Whether good or bad, the weather is the one thing we all have in common. Probably why we talk about it so often. The Netatmo Weather Station bills itself as the “the first personal weather station.” It lets you monitor temperature, humidity, carbon dioxide, air quality and even noise from your phone, tablet or computer.
The Netatmo Weather Station consists of two modules and the app. Each module is aluminum cylinder packed with sensors inside put with no dials, buttons or screens on the outside. You control the device using the app installed on your smartphone. The indoor cylinder module is 15 cm (6 inches) and the outdoor module is 10 cm (4 inches). The main indoor cylinder plugs into the power outlet via a Micro-USB port at the back.
Location, location, location
Next step was installing the four AAA batteries that came with the outdoor unit. (Netatmo says the batteries will power the cylinder for an entire year.) The trickiest part of the set-up was getting the outdoor module in a location where it can connect to the WiFi and the indoor module. Finding the right spot proved to be challenging. The company says it can be up to 100 metres but we found that the closer to the house the better the signal. The signal didn’t seem to go around obstructions in the garden.
Since it’s pre-paired with the indoor module the only way to know everything is synched is to see the green LED light on glow on the indoor model. The green sync light shows up every time you unplug or move the indoor module. We did a trial and error for both modules and got the best results with the indoor module in the family room and the outdoor module on the deck. We used the Velcro strap to attach it to one of the posts but may look at a more permanent mounting on the side of the house. Initially I was worried about this unit being outside and getting moisture inside but the design protects it from the elements and it kept working even through our first large snowstorm followed by freezing rain.

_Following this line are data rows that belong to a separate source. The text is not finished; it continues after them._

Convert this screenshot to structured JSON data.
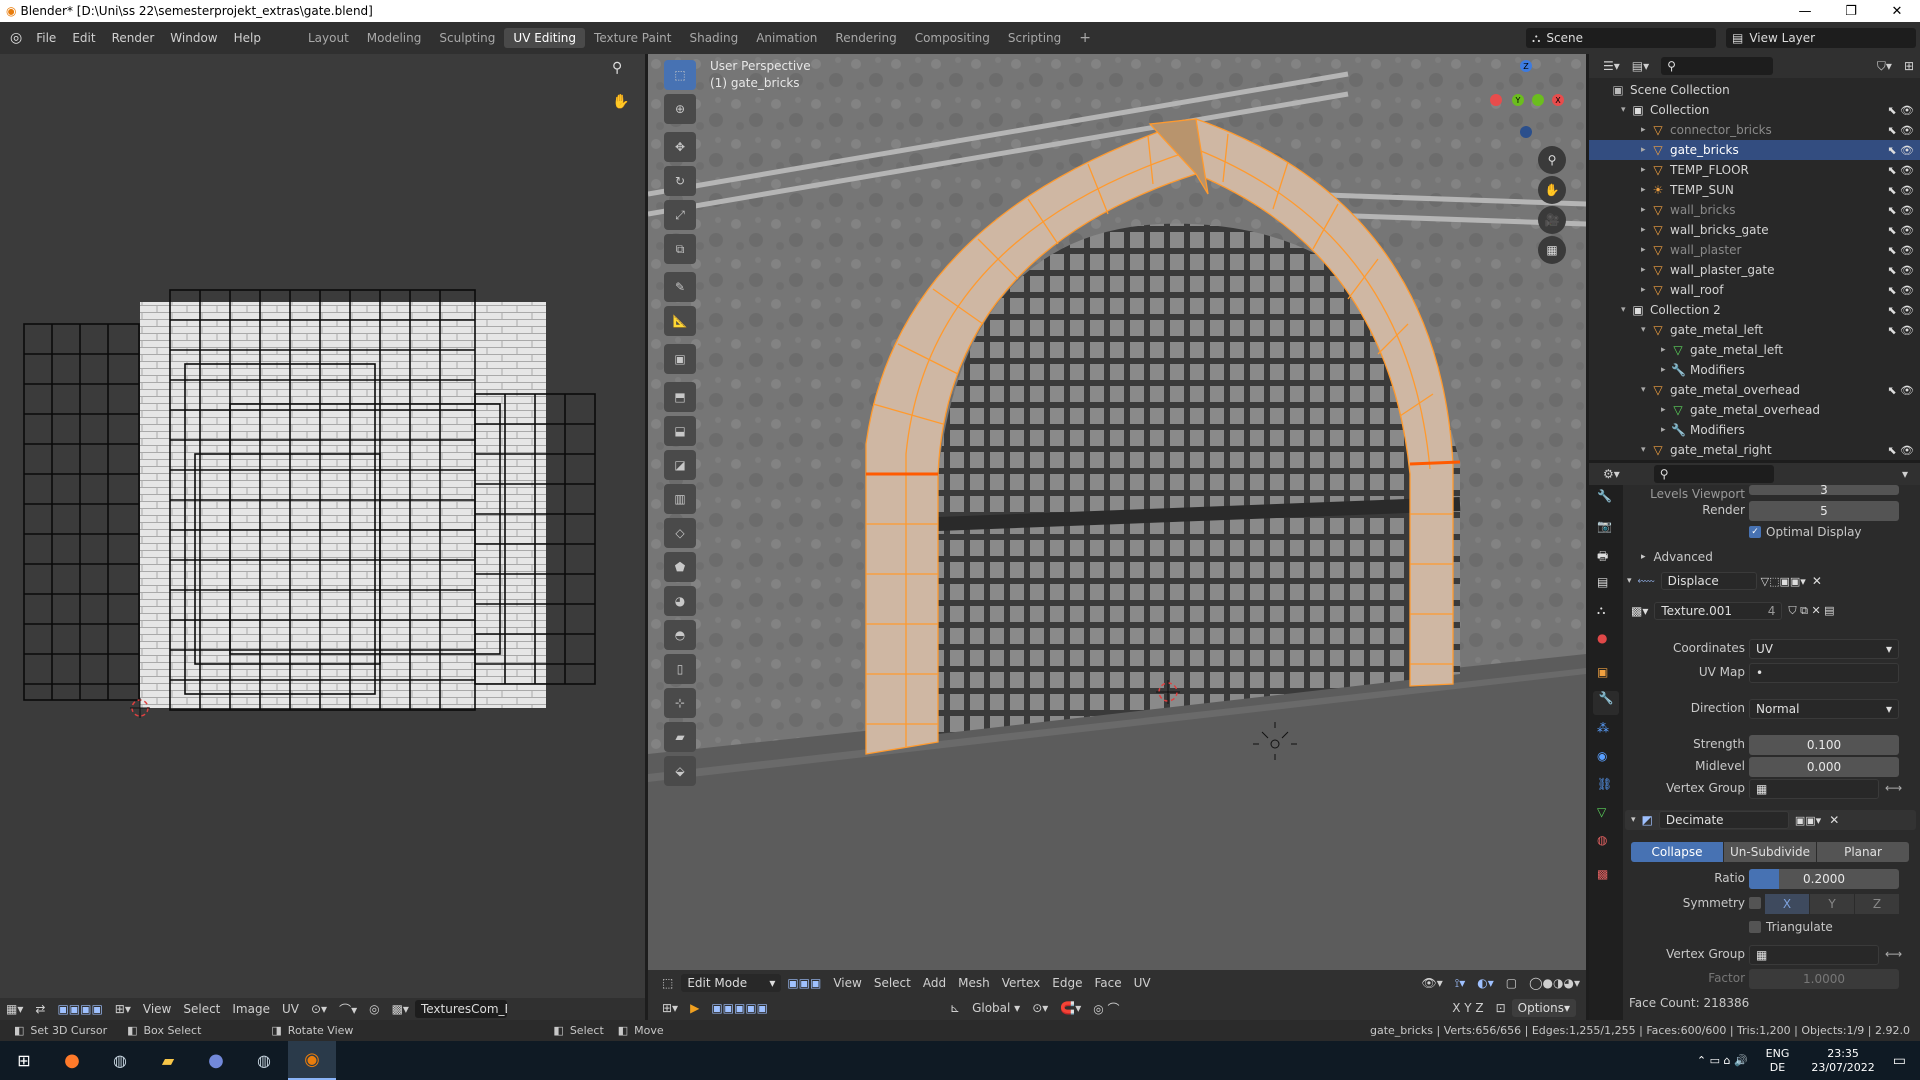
{
  "titlebar": {
    "title": "Blender* [D:\\Uni\\ss 22\\semesterprojekt_extras\\gate.blend]",
    "min": "—",
    "max": "❐",
    "close": "✕"
  },
  "menu": [
    "File",
    "Edit",
    "Render",
    "Window",
    "Help"
  ],
  "workspaces": [
    "Layout",
    "Modeling",
    "Sculpting",
    "UV Editing",
    "Texture Paint",
    "Shading",
    "Animation",
    "Rendering",
    "Compositing",
    "Scripting"
  ],
  "active_workspace": "UV Editing",
  "scene": {
    "label": "Scene",
    "view_layer": "View Layer"
  },
  "uv_header": {
    "view": "View",
    "select": "Select",
    "image": "Image",
    "uv": "UV",
    "image_name": "TexturesCom_Bri"
  },
  "viewport": {
    "info_line1": "User Perspective",
    "info_line2": "(1) gate_bricks",
    "mode": "Edit Mode",
    "menus": [
      "View",
      "Select",
      "Add",
      "Mesh",
      "Vertex",
      "Edge",
      "Face",
      "UV"
    ],
    "orientation": "Global",
    "options": "Options",
    "axes": {
      "x": "X",
      "y": "Y",
      "z": "Z"
    },
    "gizmo_xyz": "X Y Z"
  },
  "outliner": {
    "search": "",
    "rows": [
      {
        "indent": 0,
        "tri": "",
        "name": "Scene Collection",
        "kind": "scene",
        "dim": false,
        "sel": false
      },
      {
        "indent": 1,
        "tri": "▾",
        "name": "Collection",
        "kind": "coll",
        "dim": false,
        "sel": false
      },
      {
        "indent": 2,
        "tri": "▸",
        "name": "connector_bricks",
        "kind": "mesh",
        "dim": true,
        "sel": false
      },
      {
        "indent": 2,
        "tri": "▸",
        "name": "gate_bricks",
        "kind": "mesh",
        "dim": false,
        "sel": true
      },
      {
        "indent": 2,
        "tri": "▸",
        "name": "TEMP_FLOOR",
        "kind": "mesh",
        "dim": false,
        "sel": false
      },
      {
        "indent": 2,
        "tri": "▸",
        "name": "TEMP_SUN",
        "kind": "light",
        "dim": false,
        "sel": false
      },
      {
        "indent": 2,
        "tri": "▸",
        "name": "wall_bricks",
        "kind": "mesh",
        "dim": true,
        "sel": false
      },
      {
        "indent": 2,
        "tri": "▸",
        "name": "wall_bricks_gate",
        "kind": "mesh",
        "dim": false,
        "sel": false
      },
      {
        "indent": 2,
        "tri": "▸",
        "name": "wall_plaster",
        "kind": "mesh",
        "dim": true,
        "sel": false
      },
      {
        "indent": 2,
        "tri": "▸",
        "name": "wall_plaster_gate",
        "kind": "mesh",
        "dim": false,
        "sel": false
      },
      {
        "indent": 2,
        "tri": "▸",
        "name": "wall_roof",
        "kind": "mesh",
        "dim": false,
        "sel": false
      },
      {
        "indent": 1,
        "tri": "▾",
        "name": "Collection 2",
        "kind": "coll",
        "dim": false,
        "sel": false
      },
      {
        "indent": 2,
        "tri": "▾",
        "name": "gate_metal_left",
        "kind": "mesh",
        "dim": false,
        "sel": false
      },
      {
        "indent": 3,
        "tri": "▸",
        "name": "gate_metal_left",
        "kind": "data",
        "dim": false,
        "sel": false
      },
      {
        "indent": 3,
        "tri": "▸",
        "name": "Modifiers",
        "kind": "mod",
        "dim": false,
        "sel": false
      },
      {
        "indent": 2,
        "tri": "▾",
        "name": "gate_metal_overhead",
        "kind": "mesh",
        "dim": false,
        "sel": false
      },
      {
        "indent": 3,
        "tri": "▸",
        "name": "gate_metal_overhead",
        "kind": "data",
        "dim": false,
        "sel": false
      },
      {
        "indent": 3,
        "tri": "▸",
        "name": "Modifiers",
        "kind": "mod",
        "dim": false,
        "sel": false
      },
      {
        "indent": 2,
        "tri": "▾",
        "name": "gate_metal_right",
        "kind": "mesh",
        "dim": false,
        "sel": false
      }
    ]
  },
  "props": {
    "levels_viewport_label": "Levels Viewport",
    "levels_viewport": "3",
    "render_label": "Render",
    "render": "5",
    "optimal_display": "Optimal Display",
    "advanced": "Advanced",
    "displace": {
      "name": "Displace",
      "texture": "Texture.001",
      "users": "4",
      "coordinates_label": "Coordinates",
      "coordinates": "UV",
      "uvmap_label": "UV Map",
      "uvmap": "•",
      "direction_label": "Direction",
      "direction": "Normal",
      "strength_label": "Strength",
      "strength": "0.100",
      "midlevel_label": "Midlevel",
      "midlevel": "0.000",
      "vgroup_label": "Vertex Group"
    },
    "decimate": {
      "name": "Decimate",
      "tabs": [
        "Collapse",
        "Un-Subdivide",
        "Planar"
      ],
      "ratio_label": "Ratio",
      "ratio": "0.2000",
      "ratio_fraction": 0.2,
      "symmetry_label": "Symmetry",
      "axes": [
        "X",
        "Y",
        "Z"
      ],
      "triangulate": "Triangulate",
      "vgroup_label": "Vertex Group",
      "factor_label": "Factor",
      "factor": "1.0000",
      "face_count": "Face Count: 218386"
    }
  },
  "status": {
    "left1": "Set 3D Cursor",
    "left2": "Box Select",
    "left3": "Rotate View",
    "mid1": "Select",
    "mid2": "Move",
    "stats": "gate_bricks | Verts:656/656 | Edges:1,255/1,255 | Faces:600/600 | Tris:1,200 | Objects:1/9 | 2.92.0"
  },
  "taskbar": {
    "lang1": "ENG",
    "lang2": "DE",
    "time": "23:35",
    "date": "23/07/2022"
  },
  "colors": {
    "accent": "#4772b3",
    "selection": "#334d80",
    "edge_orange": "#ff8c1a",
    "x_axis": "#e84c4c",
    "y_axis": "#6bbd1e",
    "z_axis": "#3d7be0"
  }
}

Once that was working, I downloaded the Weather station app using the Bluetooth connection. This is one smart gadget to set-up. After downloading the app, I was walked through the set-up process with step-by-step instructions. There was no need for me to enter any passwords since the system asked if it could copy my Wi-Fi settings and other info from my smartphone and transfer it to the station.
By communicating with my smartphone, the Netatmo Weather Station got my geographic location and using it’s built in barometric pressure sensors starting calculating the weather just outside my door. The indoor module monitor CO2 levels as well as ambient noise, although with a houseful of mostly tweens and teens, I already knew there was noise.
This weather station gets useful after you’ve collected some weather data. We were particularly interested in monitoring the indoor air quality since I have a child with asthma. Indoor air can actually be more polluted than outdoor air since we have made our homes more airtight. The Netatmo gave us warnings when the CO2 indoor levels were high and we could air the house out without needing to keep windows open all the time. The humidity index was going to show us if we needed to start the humidifiers. The comfort index gave us a number rating of the overall room. Hit the comfort icon gives you some suggestions for making a room for comfortable (turn the heat up, start the humidifier etc.…)
To read the current data, I launched the app and started looking at the graphs. The Netatmo Weather Station takes readings about every five minutes. For instant readings you press the top of the indoor module to force an instant readings but you still have to use the smartphone app to read the findings. I found the graphs too much information at time but my partner really enjoyed comparing the temperature during the days and nights to see if our new thermostat was doing it’s job and turning the heat down at night. The stats got more accurate after the Weather Station had been running for a few days and gathered enough stats for comparisons.
I appreciated the well-designed Netatmo Weather Station app. I did find it a bit confusing trying to convert to Celsius but the app did switch to French once it realized I was in Quebec. I needed to rotate my smartphone to the landscape view to bring up graphs. I could pinch and zoom for the detailed reports five minutes apart. That was just too much information for me so I condensed it into a chart showing the highs and lows over a few weeks. Dragging the horizontal bar in the middle of the screen, all the latest information is displayed. Dragging the bar downwards shows weather forecasts for the next three days. Swiping to the left shows three additional days. It’s the same readings from the Internet just more convenient to read. The barometric readings on the outdoor module can also predict storms coming. The app also gave us the option of viewing weather information for other local weather stations or directly from our account at the Netatmo website. The company is also gathering all its info from clients to create a worldwide weather map. We are looking forward to adding our stats to the map and seeing how our local weather compares to other places. (This may be a dangerous activity during February and March when we are sick of winter.)
We are going to use the Netatmo cloud-based service to monitor the temperature and humidity of the house while we are away for the holidays. The low-temperature alert will let us know if the heat is turned off completely or there is a malfunction. We had one vacation where we came home to a burst pipe that had frozen and was despite hiring a house sitter. The Netatmo is going to give us piece of mind. I can see this being handy during summer months as well. We don’t have automatic sprinklers at our place but we do have some absent-minded teens who forget to water the garden. Monitoring the rain gauge will show us exactly how long it’s been since rainfall and when the teen needs to get on the end of the hose. Nothing stops a discussion with a teen that showing actual chart with stats. End of discussion.
Are you into monitoring the weather? Check out all the other cool gadgets Best Buy carries for weather watching.